Dimitri Hadzi (1921 – 2006) is among the most distinguished modernist sculptors, creator of works in bronze and stone that are powerfully abstract and expressionist in character. His contribution to the international language of sculpture continues to influence and inspire through permanent installations and collections, and exhibitions worldwide.
Born to Greek-American immigrant parents in New York City, he had a talent for drawing at an early age and won a prize for his young ability. But, it wasn't until after serving in the Air-force in the South Pacific during WWII that he turned his sights fully to painting and sculpture, going on to study both at Cooper Union. Eventually, he would become a mainstay of the Cambridge, MA art community. He was a Guggenheim Fellow (1957), the winner of the Venice Biennale Award (1962), and the Rome Prize (1974).
His most notable sculptures are: Copley Place Waterfall (Boston, MA), Owen Glass Co. (Toledo, OH), as well as Thermopolis, adjacent to Boston’s City Hall Plaza, and the former Omphalos in Harvard Square (Cambridge, MA).
Hadzi is included in the permanent collections of the Museum of Modern Art; National Gallery of Art; Whitney Museum of American Art; Museum of Fine Art, Boston; Hirshhorn Museum and Sculpture Garden; The Phillips Collection and the Guggenheim Museum.

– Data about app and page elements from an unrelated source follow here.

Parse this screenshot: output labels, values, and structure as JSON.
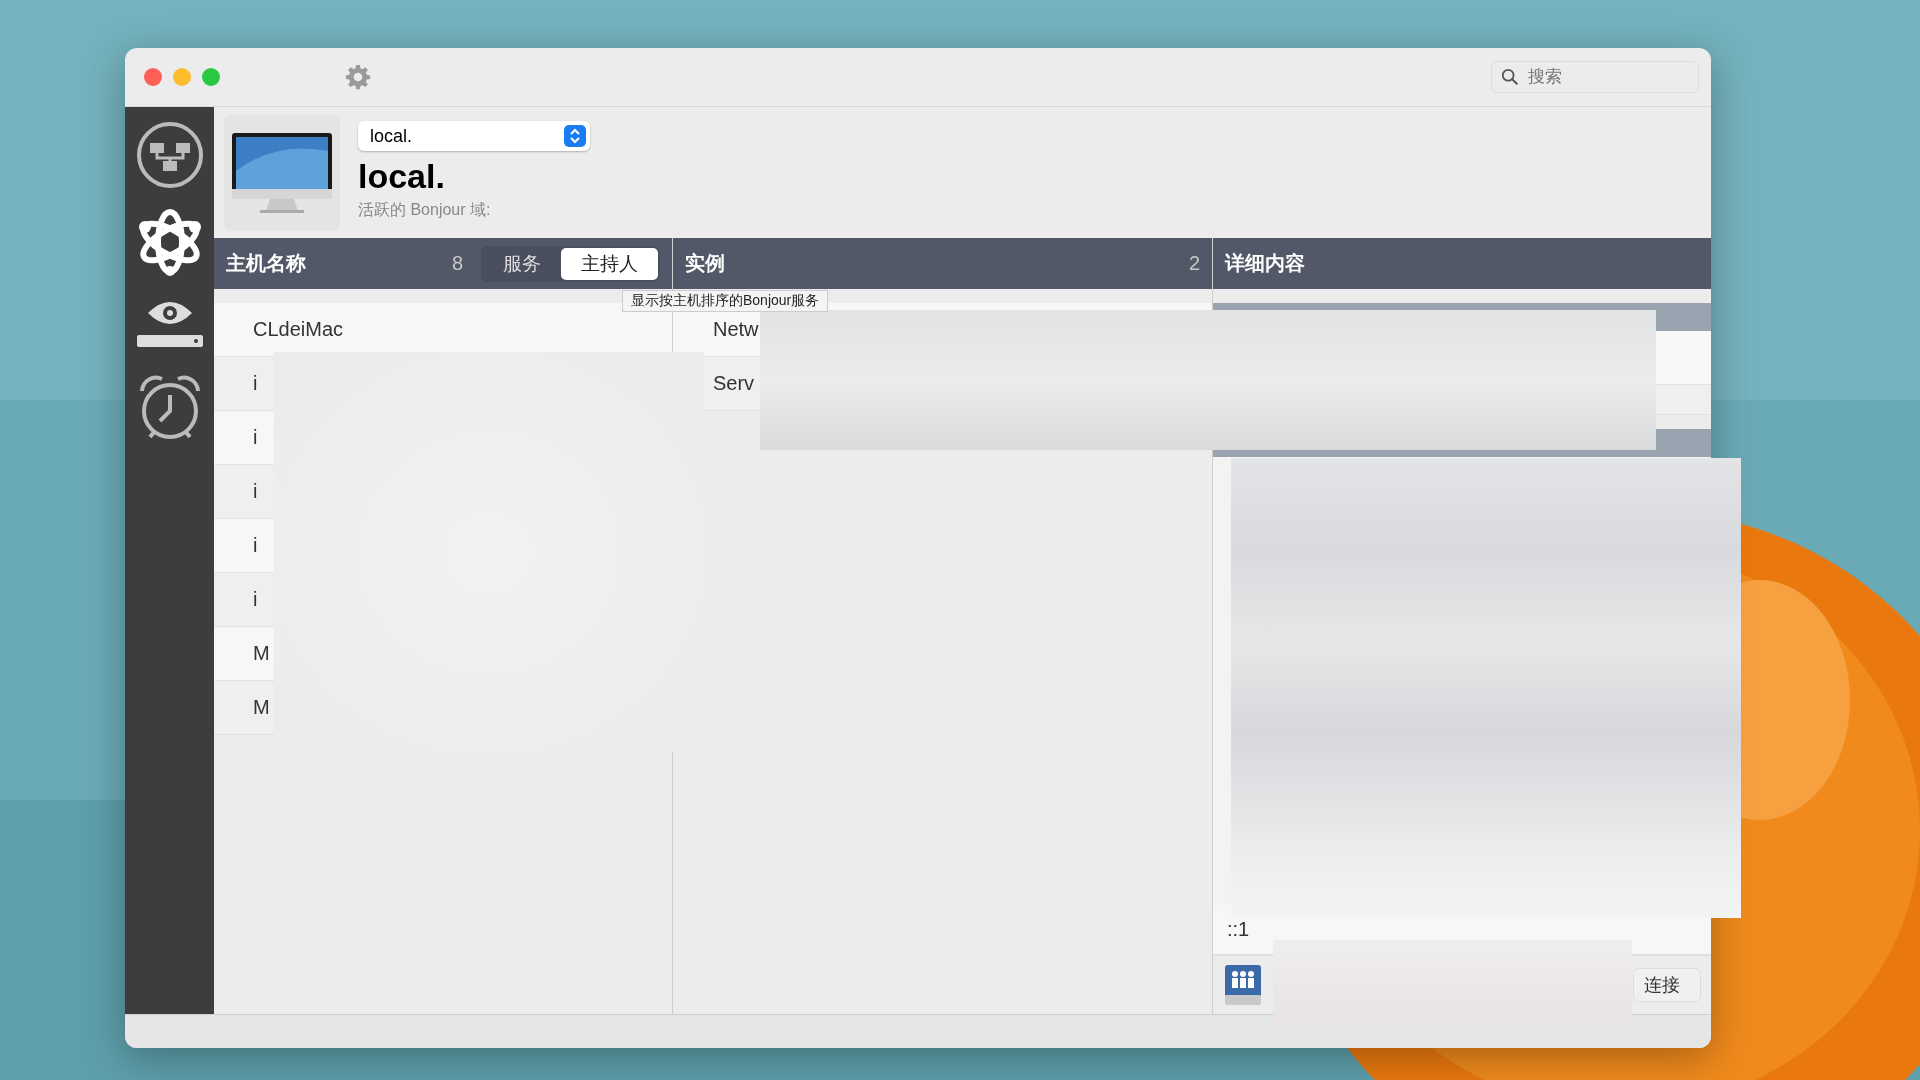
{
  "search": {
    "placeholder": "搜索"
  },
  "domain": {
    "dropdown_value": "local.",
    "title": "local.",
    "subtitle": "活跃的 Bonjour 域:"
  },
  "hosts": {
    "heading": "主机名称",
    "count": "8",
    "segments": [
      {
        "label": "服务",
        "selected": false
      },
      {
        "label": "主持人",
        "selected": true
      }
    ],
    "tooltip": "显示按主机排序的Bonjour服务",
    "rows": [
      "CLdeiMac",
      "i",
      "i",
      "i",
      "i",
      "i",
      "M",
      "M"
    ]
  },
  "instances": {
    "heading": "实例",
    "count": "2",
    "rows": [
      "Netw",
      "Serv"
    ]
  },
  "details": {
    "heading": "详细内容",
    "address": "::1",
    "connect_button": "连接"
  }
}
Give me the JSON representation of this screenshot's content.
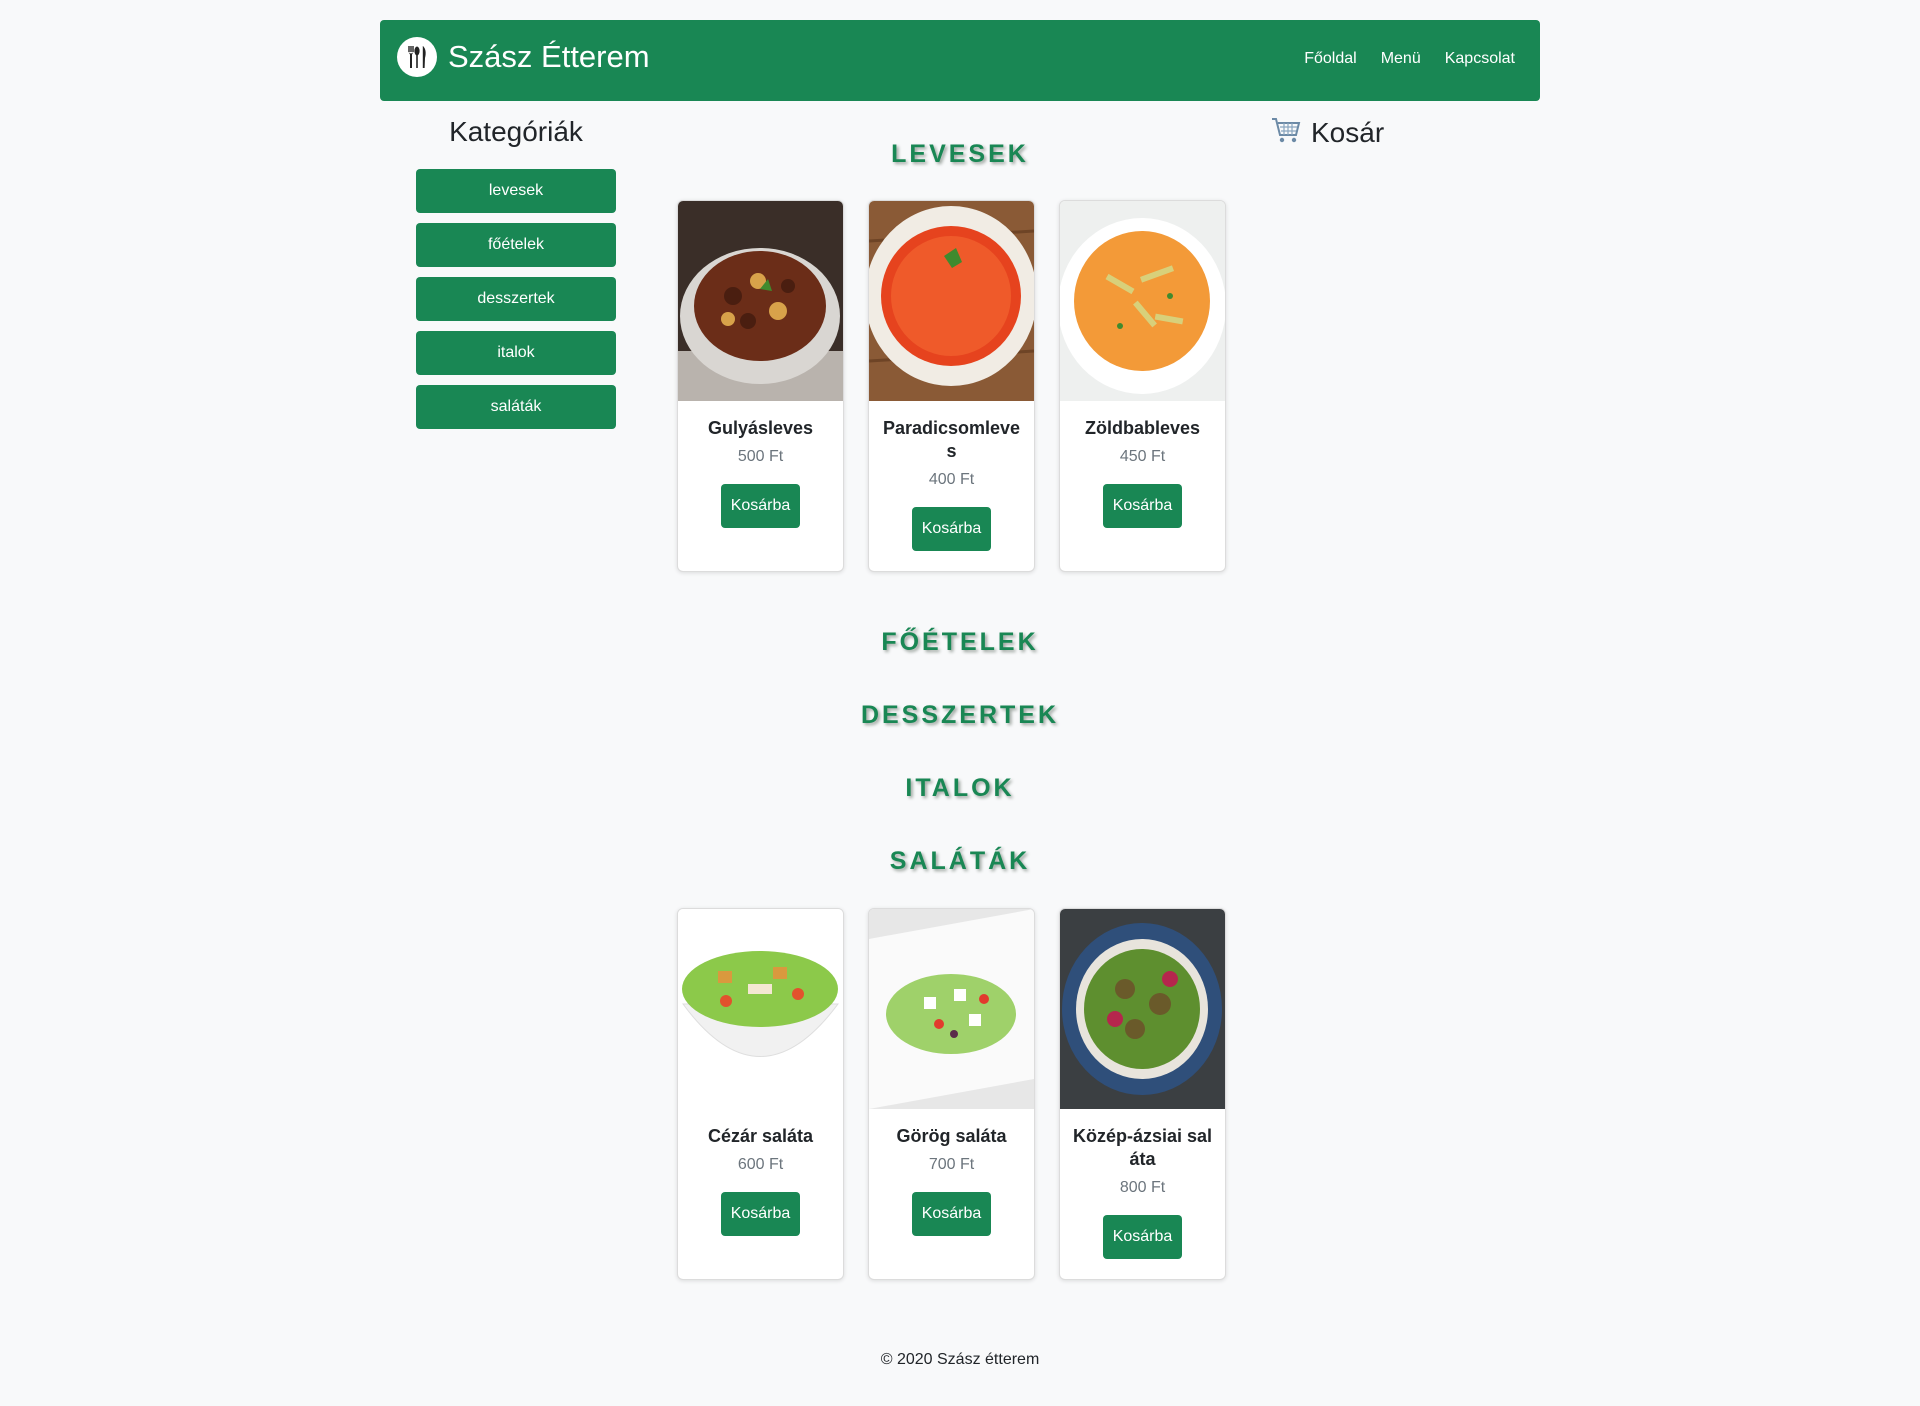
{
  "brand": {
    "title": "Szász Étterem"
  },
  "nav": {
    "links": [
      "Főoldal",
      "Menü",
      "Kapcsolat"
    ]
  },
  "sidebar": {
    "title": "Kategóriák",
    "categories": [
      "levesek",
      "főételek",
      "desszertek",
      "italok",
      "saláták"
    ]
  },
  "cart": {
    "title": "Kosár"
  },
  "sections": {
    "levesek": {
      "heading": "LEVESEK",
      "items": [
        {
          "name": "Gulyásleves",
          "price": "500 Ft",
          "button": "Kosárba"
        },
        {
          "name": "Paradicsomleves",
          "price": "400 Ft",
          "button": "Kosárba"
        },
        {
          "name": "Zöldbableves",
          "price": "450 Ft",
          "button": "Kosárba"
        }
      ]
    },
    "foetelek": {
      "heading": "FŐÉTELEK"
    },
    "desszertek": {
      "heading": "DESSZERTEK"
    },
    "italok": {
      "heading": "ITALOK"
    },
    "salatak": {
      "heading": "SALÁTÁK",
      "items": [
        {
          "name": "Cézár saláta",
          "price": "600 Ft",
          "button": "Kosárba"
        },
        {
          "name": "Görög saláta",
          "price": "700 Ft",
          "button": "Kosárba"
        },
        {
          "name": "Közép-ázsiai saláta",
          "price": "800 Ft",
          "button": "Kosárba"
        }
      ]
    }
  },
  "footer": {
    "text": "© 2020 Szász étterem"
  },
  "colors": {
    "primary": "#198754",
    "background": "#f8f9fa",
    "muted": "#6c757d"
  }
}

Additionally, Hadzi was also a prolific painter, and printmaker. He also taught at Harvard University for over a decade. Famously, David Hockney attended one of Hadzi’s classes at the Carpenter Center at Harvard, where Hadzi served as director. The two of them spent time together painting and discussing techniques. Hockney gifted Hadzi one of his paintings.
He worked alongside his good friend, Nobel Prize winning Irish poet, Seamus Heaney at Harvard, and he sketched while Heaney worked and read his poetry in Hadzi’s studio in Cambridge. Several of Hadzi’s etchings are featured in published collections of Heaney’s work. Hadzi often spoke of Heaney, saying much of his work was inspired by his poetry. Their friendship lasted until their respective deaths.
Three Generations, ca. 1998
As the name suggests, Three Generations, consists of five ceramic pieces representing grandparents, parents, and child. In his later years, Hadzi began to embrace the ceramic medium due to the physically demanding nature of his large-scale sculptures. He also became more reflective on the subjects of life, legacy, and family.
Here he uses bold, yet elegant, almost-chess like pieces to represent the hierarchy of family. Each one has its own identity, defined by strong and distinct circular and triangle shapes. The contrast between colors of blue, orange, and brown express not only masculine and feminine energy, but also the interplay of lineage, which culminates in the soft brown of the small child piece.
Safe Haven, 1998
Hadzi began this painting in 1996. It's done in oil paint, and like his other work, has an abstract theme that invokes an unknown subconscious full of color. At same time, this piece has shapes and hues that feel familiar. Upon its completion in 1998, Hadzi said, “I feel safe that it’s a good painting. I feel satisfied with the end result.”
Written by Jeannine Falino:
Dimitri Hadzi (1921-2006) didn’t plan to make ceramics in his eighties. By that time he had already achieved international recognition as a sculptor, working in bronze and stone in an abstracted, expressionistic style centered upon ancient Greek historical and mythological subjects.
Born in Brooklyn to an immigrant Greek family, Hadzi served in World War II, later attended Cooper Union, and emerged as a sculptor in the postwar era. He spent over two decades in Europe, living primarily in Rome, and traveling to Greece, Turkey and Egypt, while building a reputation with exhibitions at the Guggenheim, Massachusetts Institute of Technology, and the United States Pavilion of the 1964 New York World’s Fair. His sculptures reside in major private and public collections, including the Museum of Modern Art, Whitney Museum, and Lincoln Center; selected public commissions are located in Harvard Square, Stanford University, and Saint Paul’s Church in Rome. He was invited to teach sculpture at Harvard in 1975, where he stayed until his retirement in 1989.
Hadzi first experimented with ceramics in 1952 when he attended the Museo Artistico e Industriale in Rome to study ceramics, metalwork, jewelrymaking, and bronze casting; two years later, he won third prize in the Deruta International Ceramics Competition in Perugia, Italy. In 1957 he was commissioned by the Rosenthal Porcelain Company to produce porcelain reliefs in a series that included designs by such luminaries as Henri Moore and Lucio Fontana.
Hadzi did not return to clay until fifty years later, when a chance visit to the Truro Center for the Arts at Castle Hill brought him into contact with potter Chris Parris, then teaching at the center. Intrigued by the possibility of exploring the medium once again, he hired Parris to become his studio assistant, and the two set about installing a kiln in his Cambridge studio.